Award-winning author, graphic novelist tells graduates to 'make good art'
May 17, 2012
Award-winning author and graphic novelist Neil Gaiman delivered the keynote address and received an Honorary Doctorate of Fine Arts (HDFA) at the University of the Arts' 134th Commencement, held May 17, 2012, at the Academy of Music on Philadelphia's Avenue of the Arts. In his first-ever university commencement address, he urged young artists to "make good art."
"The one thing you have that nobody else has is you. Your voice, your mind, your story, your vision. So write and draw and dance and build and play and dance and live as only you can. The moment that you feel that just possibly you are walking down the street naked…that's the moment you may be starting to get it right."
The day began with the joyous sounds of a New Orleans-style jazz band from the School of Music, which led the class of 2012 up Broad Street to the Academy, where UArts President Sean T. Buffington presided over the ceremonies (see video below).
The theme of the 134th Commencement was courage. "The class of 2012 are the bravest people I know," said former Marine Kevin Wright BFA '12 (Writing for Film and Television) in his valedictory address. "Bravery is not always attributed to the artist," he said, "but it should be."
Wright, who did four years of duty before coming to UArts, earned a standing ovation with his speech. "Art tells us there is something in the world we can count on," he said. "Like courage we didn't know we had, it surfaces in a moment of crisis." (see video below)
Jeffrey Zarnoch BS '84 (Architectural Design), delivering the greeting from the Alumni Council, told the more than 500 graduates, "Be brave, tell good stories, count on your friends."
Longtime Philadelphia Inquirer editorial cartoonist Tony Auth was also presented with an HDFA. Christian "Patch" Patchell, professor of Illustration, presented the award, noting Auth's more than 40 years at the Inquirer and his many awards, including the Thomas Nast Prize, the Herblock Prize, "and a little something called the Pulitzer Prize."
The Silver Star Outstanding Alumni Award went to two alumnae, Hilary Clark BFA '98 (Modern Dance) and Alina Wheeler BFA '70 (Illustration).
A dancer and choreographer noted for her work in the downtown NYC dance scene, School of Dance Director Donna Faye Burchfield introduced Clark, saying, "Her bold and fierce commitment to experimental and unknown territories within performance shakes loose the grasp of a history and allows for the necessary emergence of curiosity and openness."
Wheeler, a graphic designer and brand identity expert, is the author of the seminal textbook Designing Brand Identity. Polly McKenna-Cress, chair of the Museum Studies program, presented Wheeler with her award, calling her "a dynamic interdisciplinary woman who illustrates first-hand how influential a degree in 'the arts' can be."
Wheeler's 89-year-old mother-in-law, a graduate of Pennsylvania Museum School of Industrial Art, UArts' predecessor institution, was in the audience to see Wheeler receive the University's highest alumni honor.

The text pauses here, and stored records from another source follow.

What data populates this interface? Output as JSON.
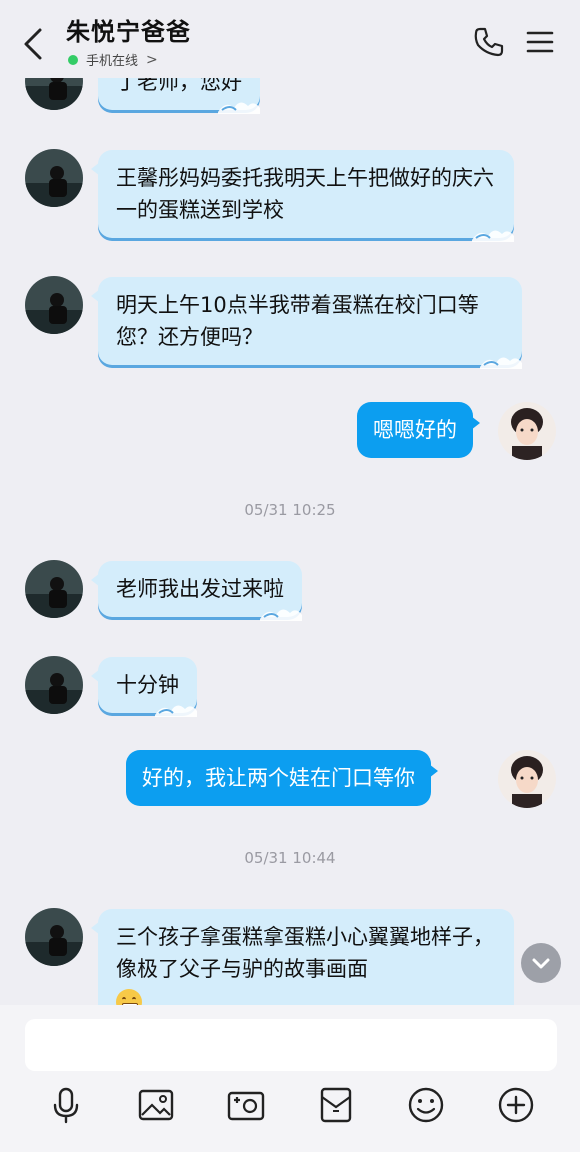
{
  "header": {
    "contact_name": "朱悦宁爸爸",
    "status": "手机在线",
    "status_chevron": ">"
  },
  "messages": [
    {
      "side": "left",
      "text": "丁老师，您好"
    },
    {
      "side": "left",
      "text": "王馨彤妈妈委托我明天上午把做好的庆六一的蛋糕送到学校"
    },
    {
      "side": "left",
      "text": "明天上午10点半我带着蛋糕在校门口等您？还方便吗？"
    },
    {
      "side": "right",
      "text": "嗯嗯好的"
    },
    {
      "side": "left",
      "text": "老师我出发过来啦"
    },
    {
      "side": "left",
      "text": "十分钟"
    },
    {
      "side": "right",
      "text": "好的，我让两个娃在门口等你"
    },
    {
      "side": "left",
      "text": "三个孩子拿蛋糕拿蛋糕小心翼翼地样子，像极了父子与驴的故事画面"
    }
  ],
  "timestamps": [
    "05/31 10:25",
    "05/31 10:44"
  ],
  "icons": {
    "back": "back-chevron-icon",
    "phone": "phone-icon",
    "menu": "menu-icon",
    "scroll_down": "chevron-down-icon",
    "toolbar": [
      "microphone-icon",
      "image-icon",
      "camera-icon",
      "red-packet-icon",
      "emoji-icon",
      "plus-icon"
    ]
  },
  "colors": {
    "background": "#eeeef3",
    "left_bubble": "#d4edfb",
    "right_bubble": "#0c9ef0",
    "online_dot": "#33cc66"
  },
  "input": {
    "value": "",
    "placeholder": ""
  }
}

Three students received this year's President's Award, which recognizes students that have demonstrated academic and artistic excellence of the highest order. Emily Howe BFA '12 (Industrial Design), Adriana Lopez-Villareal '12 (Directing, Playwriting and Production) and AJ Luca BFA '11 (Instrumental Performance), MM '12 (Jazz Studies) were all recognized with this award.
Academic Achievement Awards were given to the highest academically ranked student within each college. Caitlin Kelly BFA '12 (Photography) represented the College of Art, Media and Design, while Victoria Lauren Zajac BFA '12 (Vocal Performance) was the honoree for the College of Performing Arts.
Gaiman's speech thrilled the audience with funny and heartfelt advice to artists. "When things get tough, this is what you should do," he said. "Make good art. I'm serious. Husband runs off with a politician? Make good art. Leg crushed and then eaten by mutated boa constrictor? Make good art. IRS on your trail? Make good art.
"And now go and make interesting mistakes, make amazing mistakes, make glorious and fantastic mistakes. Break rules. Leave the world more interesting for you being here. Make good art."
Photos: Dave Jackson